The last time Primus came through Stage AE, for an indoor show in October, the band was a little stuck on "Green Naugahyde."
Having peeled itself off from the latest album, the band was free to roam a little more Tuesday night on its return trip outdoors.
Primus, which had its heyday in the early '90s, is the rare band hard enough and weird enough to be welcomed in the punk, metal or jam scene. The early part of the set would have played well in jam circles, as the first three songs were sprawled over a half-hour, starting with "Those Damned Blue-Collar Tweekers," a fitting anthem for the old steel town, and into "Moron TV," sporting bass-master and emcee Les Claypool's clever pun, "There's gotta be more on TV/than just Moron TV." (He croaks through a distorted mike, so only selected lyrical gems break through.)
With inflatable spacemen flanking the trio, it launched into psychedelic funk space jams with the bassist and noise-guitar ace Larry "Ler" LaLonde getting their licks in, while drummer Jay Lane drove the jerky beat. "American Life," an ode to the immigrant, was a sly funk-to-noisy wonder that sucked up a lot of time in the set. After three songs, I was thinking, "They only have an hour till 11!"
After "Over the Falls," which came with one of the guitarist's most Hendrix-edged solos, Primus got down to business and cut the song length almost in half, surging through the cartoonish rhythms of "Lee Van Cleef" and "Mr. Krinkle," with Mr. Claypool donning a pig mask and sawing at his electric standup bass like a demented slasher-flick villain.
The slap bass on Primus' "greatest hit," "Wynona's Big Brown Beaver," and "Pork Soda" faves "My Name is Mud" and "Bob" put the crowd into bounce mode -- less frenzied than the '94 bounce mode (see Woodstock videos on YouTube), but everyone's gotten a little older, and Primus is a little strange for younger tastes.
Late in the set, Mr. Claypool paused to express his admiration for the view of Mount Washington. "I find it very enjoyable, soothing even, that I can look up on that hill any time and it will tell me how to deal with colon health."

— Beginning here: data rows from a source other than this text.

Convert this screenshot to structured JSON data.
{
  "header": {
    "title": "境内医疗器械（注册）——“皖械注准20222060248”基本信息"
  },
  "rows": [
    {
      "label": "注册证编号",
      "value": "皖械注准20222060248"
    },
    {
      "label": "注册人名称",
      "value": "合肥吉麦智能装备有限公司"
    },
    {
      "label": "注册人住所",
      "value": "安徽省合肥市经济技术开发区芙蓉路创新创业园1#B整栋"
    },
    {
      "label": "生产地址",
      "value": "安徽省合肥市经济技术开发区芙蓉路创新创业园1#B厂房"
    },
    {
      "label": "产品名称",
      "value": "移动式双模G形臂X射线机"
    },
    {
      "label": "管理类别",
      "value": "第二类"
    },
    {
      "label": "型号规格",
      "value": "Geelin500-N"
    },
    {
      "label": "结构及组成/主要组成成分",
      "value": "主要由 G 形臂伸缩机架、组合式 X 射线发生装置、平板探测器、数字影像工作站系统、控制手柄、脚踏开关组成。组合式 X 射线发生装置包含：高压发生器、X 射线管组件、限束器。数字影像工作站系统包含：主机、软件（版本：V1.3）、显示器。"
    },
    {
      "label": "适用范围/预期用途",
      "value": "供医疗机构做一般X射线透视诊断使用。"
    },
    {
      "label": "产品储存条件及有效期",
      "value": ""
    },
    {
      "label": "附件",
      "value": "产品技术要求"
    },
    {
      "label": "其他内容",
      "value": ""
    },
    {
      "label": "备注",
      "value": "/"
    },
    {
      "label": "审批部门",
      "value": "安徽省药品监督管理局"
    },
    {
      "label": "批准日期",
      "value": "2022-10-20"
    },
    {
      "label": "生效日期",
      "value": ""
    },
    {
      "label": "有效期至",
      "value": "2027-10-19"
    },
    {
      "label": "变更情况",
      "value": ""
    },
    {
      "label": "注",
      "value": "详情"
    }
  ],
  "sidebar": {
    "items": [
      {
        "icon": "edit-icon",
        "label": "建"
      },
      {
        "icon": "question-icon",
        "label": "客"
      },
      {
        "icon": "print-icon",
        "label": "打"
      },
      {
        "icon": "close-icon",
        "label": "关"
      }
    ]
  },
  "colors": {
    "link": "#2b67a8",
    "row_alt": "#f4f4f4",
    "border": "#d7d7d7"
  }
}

With the clock racing toward the 11 p.m. curfew, the trio sailed the seas of cheese with "Jerry Was a Racecar Driver" and, by request, reached back to "Frizzle Fry" for the floppy headbanger "Too Many Puppies." It put the nail into another staggering set that reconfirmed to the hardcore fans that Primus [word that starts with an "s" and rhymes with ducks].
During the set, Mr. Claypool took a moment to shout-out Gogol Bordello, which rocked the middle slot after the Dead Kenny G's. "Good thing to see my good friend Eugene [Hutz] spew his testosterone all over you -- that's Eastern European testosterone!"
If the Primus people weren't into Gogol Bordello before last night, they certainly seemed to be all in by the time the band's hour-plus set slammed to a finish. Put the wild gypsy punks in front of any crowd and they'll win friends, as it's like a Ukrainian wedding reception gone bonkers.
Eastern European folk, punk, metal, ska, there's barely a genre left untouched by the New York ensemble led by the roaring Mr. Hutz, who started at about a 9 on the energy scale and raged to 11 by the time was he finished.
Gogol -- employing the usual guitars, bass and drums, plus violin and accordion -- rocked through songs like "Ultimate," "Not a Crime" and "Tribal Connection" (a tribal take on Men at Work) before really rousing the crowd with the "hi-dee-hi-dee-ho's" on the "Trans-Continental Hustle," which may have reminded locals of Rusted Root on warp speed.
Gogol Bordello flexed its electric muscle with the hard-rock of "Break the Spell" and a Sabbath-like riff on "Jealous Sister," finishing with the rollicking "Start Wearing Purple," that found the sweaty, shouting Gogol leader shirtless and waving a wine bottle.